1,300 flight days over the South Pole
The balloon release campaign went extremely well. The team remained highly motivated and united, despite the harsh climatic conditions,” says Philippe Cocquerez, Concordiasi project leader at CNES. “The fleet of balloons clocked up the equivalent of 1,300 flight days over the Antarctic and gathered a huge amount of data.”
The French-American team (1) that conducted the Concordiasi campaign arrived at the U.S. McMurdo polar research station in August 2010.
Ross Island, the small volcanic island on which the station is located, is surrounded by the ice sheet at this time of year.

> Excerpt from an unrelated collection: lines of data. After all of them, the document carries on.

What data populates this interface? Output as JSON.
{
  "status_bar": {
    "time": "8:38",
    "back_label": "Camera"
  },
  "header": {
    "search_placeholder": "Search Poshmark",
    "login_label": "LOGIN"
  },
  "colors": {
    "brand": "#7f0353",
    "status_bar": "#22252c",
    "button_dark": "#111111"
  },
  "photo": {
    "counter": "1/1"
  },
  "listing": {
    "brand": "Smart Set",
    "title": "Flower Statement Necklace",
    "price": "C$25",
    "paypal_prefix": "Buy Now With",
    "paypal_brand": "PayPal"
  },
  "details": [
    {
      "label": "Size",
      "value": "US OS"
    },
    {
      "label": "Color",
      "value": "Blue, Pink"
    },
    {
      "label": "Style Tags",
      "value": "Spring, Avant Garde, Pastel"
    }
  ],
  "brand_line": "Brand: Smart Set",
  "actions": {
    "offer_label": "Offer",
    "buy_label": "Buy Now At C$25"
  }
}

August is the end of winter, when temperatures fall as low as –40°C. Few researchers use the base during this period.
“One of the campaign objectives was to study the mechanisms behind ozone depletion in the lower stratosphere, at altitudes between 18 and 20 km. This depletion occurs at the start of the southern hemisphere spring, when the sun reappears,” explains Philippe Cocquerez.
“So it was vital to release four balloons dedicated to ozone studies in early September,” he continues. “We launched two others in the polar winds in early October to monitor the reappearance of ozone and the closing of the hole in the ozone layer.”
Over 600 atmospheric profiles
The balloons, designed by CNES engineers, were this time able to carry 50 kg of equipment (2). In another first, 13 of the 19 balloons were able to probe the atmosphere (temperature, pressure, humidity and wind) by dropping small radiosondes, by remote control.
“The MetOp-A satellite conducts these types of measurements with the IASI instrument. But data interpretation is distorted at the poles by the extremely cold atmosphere and highly variable ground conditions, with snow cover at times, ice at others,” says Philippe Cocquerez.
The idea was therefore to drop the radiosondes while MetOp-A was overhead in order to compare the satellite data with in-situ measurements. Over 600 atmosphere profiles were conducted, which will subsequently help to improve the accuracy of weather models.
Once the IASI instrument is perfectly operational in the polar regions, that will be a major asset for meteorology,” notes Philippe Cocquerez.
In conclusion: “We were able to conduct all flights on schedule, and feedback from the science community is very positive. The campaign was also a highly successful example of French-American cooperation.”
(1) Centre National de Recherches Météorologiques (Météo-France / CNRS) – programme coordinator, CNES, CNRS/INSU, NSF, NCAR, University of Wyoming, Purdue University, University of Colorado at Boulder, Alfred Wegener Institute, Met Office and CEPMMT.
(2) A first balloon release campaign (Stratéole-Vorcore) was conducted in 2005. Balloon payload capacity at that time was around 15 kg.